P559,709,337.54 for taxable year 2001 which it declared in its Quarterly VAT Returns filed
for the same year.
San Roque duly filed with the BIR separate claims for refund, amounting to
P559,709,337.54, representing unutilized input taxes as declared in its VAT returns for
taxable year 2001.
However, on March 28, 2003, San Roque filed amended Quarterly VAT Returns for the year
2001 since it increased its unutilized input VAT To the amount of P560,200,283.14. San
Roque filed with the BIR on the same date, separate amended claims for refund in the
aggregate amount of P560,200,283.14.
On April 10, 2003, a mere 13 days after it filed its amended administrative claim with the
CIR on March 28, 2003, San Roque filed a Petition for Review with the CTA.
CIR alleged that the claim by San Roque was prematurely filed with the CTA.

WON San Roque is entitled to tax refund? NO.

No. San Roque is not entitled to a tax refund because it failed to comply with the mandatory
and jurisdictional requirement of waiting 120 days before filing its judicial claim.
On April 10, 2003, a mere 13 days after it filed its amended administrative claim with the
CIR on March 28, 2003, San Roque filed a Petition for Review with the CTA, which showed
that San Roque did not wait for the 120-day period to lapse before filing its judicial claim.
Compliance with the 120-day waiting period is mandatory and jurisdictional, under RA
8424 or the Tax Reform Act of 1997. Failure to comply renders the petition void.
It violates the doctrine of exhaustion of administrative remedies and renders the petition
premature and without a cause of action, with the effect that the CTA does not acquire
jurisdiction over the taxpayers petition.
Article 5 of the Civil Code provides, "Acts executed against provisions of mandatory or
prohibitory laws shall be void, except when the law itself authorizes their validity."
Thus, San Roques petition with the CTA is a mere scrap of paper.
Well-settled is the rule that tax refunds or credits, just like tax exemptions, are strictly
construed against the taxpayer.
Whether the Atlas doctrine or the Mirant doctrine is applied to San Roque is immaterial
because what is at issue in the present case is San Roques non-compliance with the 120-day
mandatory and jurisdictional period, which is counted from the date it filed its administrative
claim with the CIR. The 120-day period may extend beyond the two-year prescriptive period,
as long as the administrative claim is filed within the two-year prescriptive period.

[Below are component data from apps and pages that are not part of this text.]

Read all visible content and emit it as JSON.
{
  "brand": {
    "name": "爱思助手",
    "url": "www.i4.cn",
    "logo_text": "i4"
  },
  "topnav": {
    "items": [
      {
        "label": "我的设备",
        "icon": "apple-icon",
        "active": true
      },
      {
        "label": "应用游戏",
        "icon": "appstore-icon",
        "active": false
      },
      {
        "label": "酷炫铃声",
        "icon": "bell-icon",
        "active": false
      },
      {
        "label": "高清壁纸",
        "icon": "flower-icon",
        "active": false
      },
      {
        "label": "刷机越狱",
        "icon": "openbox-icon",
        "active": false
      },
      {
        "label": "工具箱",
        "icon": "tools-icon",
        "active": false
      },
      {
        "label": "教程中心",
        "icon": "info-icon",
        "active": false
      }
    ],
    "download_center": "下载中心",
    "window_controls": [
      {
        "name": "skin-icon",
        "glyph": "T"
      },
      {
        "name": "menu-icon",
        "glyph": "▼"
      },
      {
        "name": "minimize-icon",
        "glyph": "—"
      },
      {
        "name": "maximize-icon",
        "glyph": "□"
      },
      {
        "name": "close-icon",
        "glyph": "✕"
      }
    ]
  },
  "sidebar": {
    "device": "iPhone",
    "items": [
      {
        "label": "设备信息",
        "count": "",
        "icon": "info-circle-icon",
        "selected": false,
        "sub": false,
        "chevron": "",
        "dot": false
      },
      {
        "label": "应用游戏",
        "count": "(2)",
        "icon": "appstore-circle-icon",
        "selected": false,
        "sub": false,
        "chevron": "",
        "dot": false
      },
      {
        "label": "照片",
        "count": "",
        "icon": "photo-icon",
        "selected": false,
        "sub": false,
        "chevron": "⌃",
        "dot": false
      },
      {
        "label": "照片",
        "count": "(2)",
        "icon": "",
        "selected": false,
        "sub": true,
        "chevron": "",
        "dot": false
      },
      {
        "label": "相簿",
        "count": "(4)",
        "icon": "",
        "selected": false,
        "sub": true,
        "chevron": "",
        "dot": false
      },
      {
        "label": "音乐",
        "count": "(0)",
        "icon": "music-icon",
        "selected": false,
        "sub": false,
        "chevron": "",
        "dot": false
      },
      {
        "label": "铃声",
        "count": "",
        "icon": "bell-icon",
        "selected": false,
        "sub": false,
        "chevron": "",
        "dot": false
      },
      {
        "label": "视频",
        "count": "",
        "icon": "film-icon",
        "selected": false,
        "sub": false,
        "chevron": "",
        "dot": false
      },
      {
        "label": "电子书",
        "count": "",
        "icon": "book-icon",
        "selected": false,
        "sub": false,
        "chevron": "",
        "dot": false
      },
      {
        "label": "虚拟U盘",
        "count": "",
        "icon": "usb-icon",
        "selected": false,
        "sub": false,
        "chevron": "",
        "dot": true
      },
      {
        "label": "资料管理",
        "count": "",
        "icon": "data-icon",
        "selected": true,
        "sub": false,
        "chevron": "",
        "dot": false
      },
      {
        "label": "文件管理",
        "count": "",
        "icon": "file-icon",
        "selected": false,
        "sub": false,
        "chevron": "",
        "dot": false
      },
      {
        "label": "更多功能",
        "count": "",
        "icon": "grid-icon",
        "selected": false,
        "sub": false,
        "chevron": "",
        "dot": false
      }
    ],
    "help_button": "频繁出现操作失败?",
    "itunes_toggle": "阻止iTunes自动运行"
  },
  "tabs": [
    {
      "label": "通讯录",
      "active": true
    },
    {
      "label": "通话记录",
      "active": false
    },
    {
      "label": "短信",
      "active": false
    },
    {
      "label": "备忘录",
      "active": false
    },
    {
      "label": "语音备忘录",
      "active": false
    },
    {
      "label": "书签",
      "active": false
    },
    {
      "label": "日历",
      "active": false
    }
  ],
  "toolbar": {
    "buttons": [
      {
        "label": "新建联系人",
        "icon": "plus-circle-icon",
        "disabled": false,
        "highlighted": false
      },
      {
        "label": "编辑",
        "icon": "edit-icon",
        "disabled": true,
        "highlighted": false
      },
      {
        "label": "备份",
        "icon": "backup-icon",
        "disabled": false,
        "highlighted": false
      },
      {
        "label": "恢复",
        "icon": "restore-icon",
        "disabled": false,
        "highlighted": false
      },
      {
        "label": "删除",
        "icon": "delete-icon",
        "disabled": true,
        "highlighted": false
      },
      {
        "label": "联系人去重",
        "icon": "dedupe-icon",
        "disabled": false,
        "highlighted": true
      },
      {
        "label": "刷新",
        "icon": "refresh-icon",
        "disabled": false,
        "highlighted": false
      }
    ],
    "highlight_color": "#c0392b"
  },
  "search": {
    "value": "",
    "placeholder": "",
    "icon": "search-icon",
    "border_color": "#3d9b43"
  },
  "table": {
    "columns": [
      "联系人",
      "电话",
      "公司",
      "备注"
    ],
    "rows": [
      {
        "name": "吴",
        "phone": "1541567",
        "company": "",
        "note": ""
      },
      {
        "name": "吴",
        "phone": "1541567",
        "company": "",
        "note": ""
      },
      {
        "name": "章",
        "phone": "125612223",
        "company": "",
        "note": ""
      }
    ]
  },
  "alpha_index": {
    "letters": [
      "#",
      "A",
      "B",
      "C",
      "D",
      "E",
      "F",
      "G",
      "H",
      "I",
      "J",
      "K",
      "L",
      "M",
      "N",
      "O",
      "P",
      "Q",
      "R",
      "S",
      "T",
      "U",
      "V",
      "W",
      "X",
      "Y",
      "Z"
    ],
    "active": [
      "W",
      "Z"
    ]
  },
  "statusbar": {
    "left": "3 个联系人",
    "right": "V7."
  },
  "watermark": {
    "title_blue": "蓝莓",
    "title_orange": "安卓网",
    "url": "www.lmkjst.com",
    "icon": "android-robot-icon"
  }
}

However,
San Roques fatal mistake is that it did not wait for the CIR to decide within the 120-day
period, a mandatory period whether the Atlas or the Mirant doctrine is applied.
Section 112(D) of the 1997 Tax Code is clear, unequivocal, and categorical that the CIR has
120 days to act on an administrative claim. The taxpayer can file the judicial claim
(1) Only within 30 days after the CIR partially or fully denies the claim within the 120-
day period, or
(2) only within 30 days from the expiration of the 120- day period if the CIR does not act
within the 120-day period.
Even if, contrary to all principles of statutory construction as well as plain common sense, we
gratuitously apply now Section 4.106-2(c) of Revenue Regulations No. 7-95, still San Roque
cannot recover any refund or credit because San Roque did not wait for the 60-day
period to lapse, contrary to the express requirement in Section 4.106-2(c).
SC granted the petition of CIR to deny the tax refund or credit claim of San Roque.